### [THE TASK]
Please filter the entries for the word "Deluxe" and copy every line that has it.

[Data records for software interfaces]
* * * * * * * * *

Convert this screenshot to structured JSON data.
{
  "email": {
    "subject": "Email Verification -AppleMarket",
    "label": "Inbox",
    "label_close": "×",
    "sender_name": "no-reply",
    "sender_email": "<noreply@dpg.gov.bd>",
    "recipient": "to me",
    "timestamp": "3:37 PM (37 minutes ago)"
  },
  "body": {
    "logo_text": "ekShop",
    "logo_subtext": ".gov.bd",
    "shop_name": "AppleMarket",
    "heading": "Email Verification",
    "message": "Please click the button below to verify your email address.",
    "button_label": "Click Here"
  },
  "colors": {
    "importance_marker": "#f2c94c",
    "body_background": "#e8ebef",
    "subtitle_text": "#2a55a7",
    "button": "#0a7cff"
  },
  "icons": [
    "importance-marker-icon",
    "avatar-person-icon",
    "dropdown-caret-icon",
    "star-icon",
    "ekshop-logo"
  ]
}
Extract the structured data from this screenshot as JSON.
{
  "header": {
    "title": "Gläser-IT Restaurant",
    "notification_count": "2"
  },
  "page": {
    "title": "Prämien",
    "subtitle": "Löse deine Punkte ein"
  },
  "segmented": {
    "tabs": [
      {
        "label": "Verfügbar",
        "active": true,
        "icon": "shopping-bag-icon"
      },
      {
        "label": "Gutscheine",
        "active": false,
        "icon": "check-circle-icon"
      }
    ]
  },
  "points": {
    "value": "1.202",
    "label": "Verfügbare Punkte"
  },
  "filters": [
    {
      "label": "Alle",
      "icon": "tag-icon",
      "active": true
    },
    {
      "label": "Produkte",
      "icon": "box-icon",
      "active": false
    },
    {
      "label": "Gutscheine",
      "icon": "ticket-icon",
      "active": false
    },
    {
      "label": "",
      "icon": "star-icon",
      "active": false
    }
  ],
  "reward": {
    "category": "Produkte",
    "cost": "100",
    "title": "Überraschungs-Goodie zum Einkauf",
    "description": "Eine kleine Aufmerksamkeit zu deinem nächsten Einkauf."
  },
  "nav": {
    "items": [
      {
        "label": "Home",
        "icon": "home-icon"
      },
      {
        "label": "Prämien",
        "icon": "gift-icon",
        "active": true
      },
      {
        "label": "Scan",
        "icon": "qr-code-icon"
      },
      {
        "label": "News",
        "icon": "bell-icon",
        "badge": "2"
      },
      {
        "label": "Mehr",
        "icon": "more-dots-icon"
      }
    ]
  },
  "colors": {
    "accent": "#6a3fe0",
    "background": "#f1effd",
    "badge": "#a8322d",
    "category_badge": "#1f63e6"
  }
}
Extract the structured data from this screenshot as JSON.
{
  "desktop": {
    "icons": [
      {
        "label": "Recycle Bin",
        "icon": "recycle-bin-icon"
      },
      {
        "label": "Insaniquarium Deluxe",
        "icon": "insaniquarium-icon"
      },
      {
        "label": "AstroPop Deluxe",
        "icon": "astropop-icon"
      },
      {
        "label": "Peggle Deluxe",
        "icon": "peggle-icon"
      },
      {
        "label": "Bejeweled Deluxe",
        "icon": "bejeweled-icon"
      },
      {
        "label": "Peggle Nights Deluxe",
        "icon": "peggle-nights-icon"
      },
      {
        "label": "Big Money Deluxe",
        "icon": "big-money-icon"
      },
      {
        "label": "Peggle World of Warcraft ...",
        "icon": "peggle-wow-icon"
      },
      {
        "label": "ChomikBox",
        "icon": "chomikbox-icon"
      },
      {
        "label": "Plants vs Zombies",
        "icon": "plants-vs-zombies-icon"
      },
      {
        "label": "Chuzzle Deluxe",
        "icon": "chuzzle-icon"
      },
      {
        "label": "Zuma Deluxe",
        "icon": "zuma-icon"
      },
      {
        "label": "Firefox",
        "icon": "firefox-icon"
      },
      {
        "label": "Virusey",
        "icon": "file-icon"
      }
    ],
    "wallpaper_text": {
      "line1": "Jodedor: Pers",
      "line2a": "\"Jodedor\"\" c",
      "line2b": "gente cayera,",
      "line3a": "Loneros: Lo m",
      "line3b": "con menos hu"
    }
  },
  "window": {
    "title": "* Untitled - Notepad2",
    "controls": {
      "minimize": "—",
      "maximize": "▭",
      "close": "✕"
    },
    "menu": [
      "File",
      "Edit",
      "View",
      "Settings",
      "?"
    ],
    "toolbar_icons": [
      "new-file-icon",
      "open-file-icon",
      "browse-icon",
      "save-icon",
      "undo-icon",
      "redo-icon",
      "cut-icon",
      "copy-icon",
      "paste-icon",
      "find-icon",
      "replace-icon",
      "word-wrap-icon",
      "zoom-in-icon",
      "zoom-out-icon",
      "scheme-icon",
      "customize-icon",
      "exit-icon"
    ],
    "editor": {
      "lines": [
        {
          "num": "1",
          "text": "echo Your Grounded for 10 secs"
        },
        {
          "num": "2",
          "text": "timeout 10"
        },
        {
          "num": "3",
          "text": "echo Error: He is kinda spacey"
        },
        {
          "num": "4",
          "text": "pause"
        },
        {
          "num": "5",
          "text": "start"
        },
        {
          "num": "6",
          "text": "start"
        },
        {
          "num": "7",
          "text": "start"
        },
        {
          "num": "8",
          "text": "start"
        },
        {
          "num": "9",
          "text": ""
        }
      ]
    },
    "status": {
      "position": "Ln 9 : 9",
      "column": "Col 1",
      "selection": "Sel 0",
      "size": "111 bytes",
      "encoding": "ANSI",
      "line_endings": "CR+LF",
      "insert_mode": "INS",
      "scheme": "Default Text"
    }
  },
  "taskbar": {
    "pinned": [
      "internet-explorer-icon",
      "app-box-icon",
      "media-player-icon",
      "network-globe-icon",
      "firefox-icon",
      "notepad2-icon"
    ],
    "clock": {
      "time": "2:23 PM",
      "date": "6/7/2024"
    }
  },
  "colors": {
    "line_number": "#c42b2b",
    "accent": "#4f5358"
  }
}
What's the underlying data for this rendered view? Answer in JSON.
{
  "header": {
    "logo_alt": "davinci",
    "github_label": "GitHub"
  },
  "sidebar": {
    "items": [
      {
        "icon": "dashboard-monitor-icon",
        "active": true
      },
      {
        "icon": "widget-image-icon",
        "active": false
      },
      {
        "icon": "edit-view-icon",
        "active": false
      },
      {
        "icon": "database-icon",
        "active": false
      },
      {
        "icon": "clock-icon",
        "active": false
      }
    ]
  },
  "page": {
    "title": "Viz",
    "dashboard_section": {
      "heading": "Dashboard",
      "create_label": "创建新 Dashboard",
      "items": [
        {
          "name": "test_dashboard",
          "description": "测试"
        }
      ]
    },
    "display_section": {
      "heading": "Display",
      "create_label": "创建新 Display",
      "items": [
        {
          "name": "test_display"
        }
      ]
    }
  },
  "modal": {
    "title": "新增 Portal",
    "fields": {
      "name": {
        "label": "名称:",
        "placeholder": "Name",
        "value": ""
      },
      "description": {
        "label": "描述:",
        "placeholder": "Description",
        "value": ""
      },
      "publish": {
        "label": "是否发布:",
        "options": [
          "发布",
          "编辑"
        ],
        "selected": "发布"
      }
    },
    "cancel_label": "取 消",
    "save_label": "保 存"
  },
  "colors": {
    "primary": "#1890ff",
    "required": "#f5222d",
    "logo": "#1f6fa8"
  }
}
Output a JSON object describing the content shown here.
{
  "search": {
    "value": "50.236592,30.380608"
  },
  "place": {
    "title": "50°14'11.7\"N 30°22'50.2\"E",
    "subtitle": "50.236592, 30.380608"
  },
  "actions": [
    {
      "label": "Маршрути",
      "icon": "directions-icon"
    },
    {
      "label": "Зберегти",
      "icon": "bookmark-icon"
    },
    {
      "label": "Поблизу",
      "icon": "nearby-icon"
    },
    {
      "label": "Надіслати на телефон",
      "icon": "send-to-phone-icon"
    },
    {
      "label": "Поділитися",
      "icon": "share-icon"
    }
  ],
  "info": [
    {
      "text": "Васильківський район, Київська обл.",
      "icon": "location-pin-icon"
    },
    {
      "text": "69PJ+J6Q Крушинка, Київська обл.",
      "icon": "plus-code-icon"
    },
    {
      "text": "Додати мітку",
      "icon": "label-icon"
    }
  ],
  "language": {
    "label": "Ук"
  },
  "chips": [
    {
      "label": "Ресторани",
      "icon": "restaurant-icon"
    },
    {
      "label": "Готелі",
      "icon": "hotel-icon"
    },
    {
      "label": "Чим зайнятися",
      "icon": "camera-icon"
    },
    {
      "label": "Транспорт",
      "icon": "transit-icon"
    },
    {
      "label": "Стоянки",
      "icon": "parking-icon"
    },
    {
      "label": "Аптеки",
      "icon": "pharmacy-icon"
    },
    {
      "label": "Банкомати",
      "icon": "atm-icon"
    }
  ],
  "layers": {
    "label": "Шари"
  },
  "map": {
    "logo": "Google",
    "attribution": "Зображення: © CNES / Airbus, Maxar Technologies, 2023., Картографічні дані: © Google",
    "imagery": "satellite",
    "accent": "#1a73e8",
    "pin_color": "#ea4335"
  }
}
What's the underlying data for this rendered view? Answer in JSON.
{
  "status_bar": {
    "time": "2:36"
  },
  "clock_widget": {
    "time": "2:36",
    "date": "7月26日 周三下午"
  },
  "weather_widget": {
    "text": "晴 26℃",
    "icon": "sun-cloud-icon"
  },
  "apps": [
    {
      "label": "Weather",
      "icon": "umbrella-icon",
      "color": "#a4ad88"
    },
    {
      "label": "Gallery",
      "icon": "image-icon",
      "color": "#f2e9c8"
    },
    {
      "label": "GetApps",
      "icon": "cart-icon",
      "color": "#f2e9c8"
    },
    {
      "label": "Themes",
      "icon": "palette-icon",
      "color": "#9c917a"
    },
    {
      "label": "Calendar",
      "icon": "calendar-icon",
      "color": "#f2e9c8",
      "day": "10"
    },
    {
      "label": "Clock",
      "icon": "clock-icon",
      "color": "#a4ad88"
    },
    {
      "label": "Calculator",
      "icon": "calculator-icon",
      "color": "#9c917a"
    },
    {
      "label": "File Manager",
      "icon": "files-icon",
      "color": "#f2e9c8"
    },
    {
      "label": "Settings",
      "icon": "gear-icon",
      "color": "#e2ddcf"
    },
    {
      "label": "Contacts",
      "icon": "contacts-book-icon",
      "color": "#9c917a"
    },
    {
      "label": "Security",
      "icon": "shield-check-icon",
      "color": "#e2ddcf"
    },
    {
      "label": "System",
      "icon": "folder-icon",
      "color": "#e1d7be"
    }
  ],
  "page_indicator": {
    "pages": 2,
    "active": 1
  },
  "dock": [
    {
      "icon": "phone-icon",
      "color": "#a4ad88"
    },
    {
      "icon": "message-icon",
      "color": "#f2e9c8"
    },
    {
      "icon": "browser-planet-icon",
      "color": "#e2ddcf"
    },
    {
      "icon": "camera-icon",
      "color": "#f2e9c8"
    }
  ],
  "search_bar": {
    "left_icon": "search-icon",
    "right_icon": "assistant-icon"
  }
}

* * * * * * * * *

### [ANSWER BOX]
        "label": "Insaniquarium Deluxe",
        "label": "AstroPop Deluxe",
        "label": "Peggle Deluxe",
        "label": "Bejeweled Deluxe",
        "label": "Peggle Nights Deluxe",
        "label": "Big Money Deluxe",
        "label": "Chuzzle Deluxe",
        "label": "Zuma Deluxe",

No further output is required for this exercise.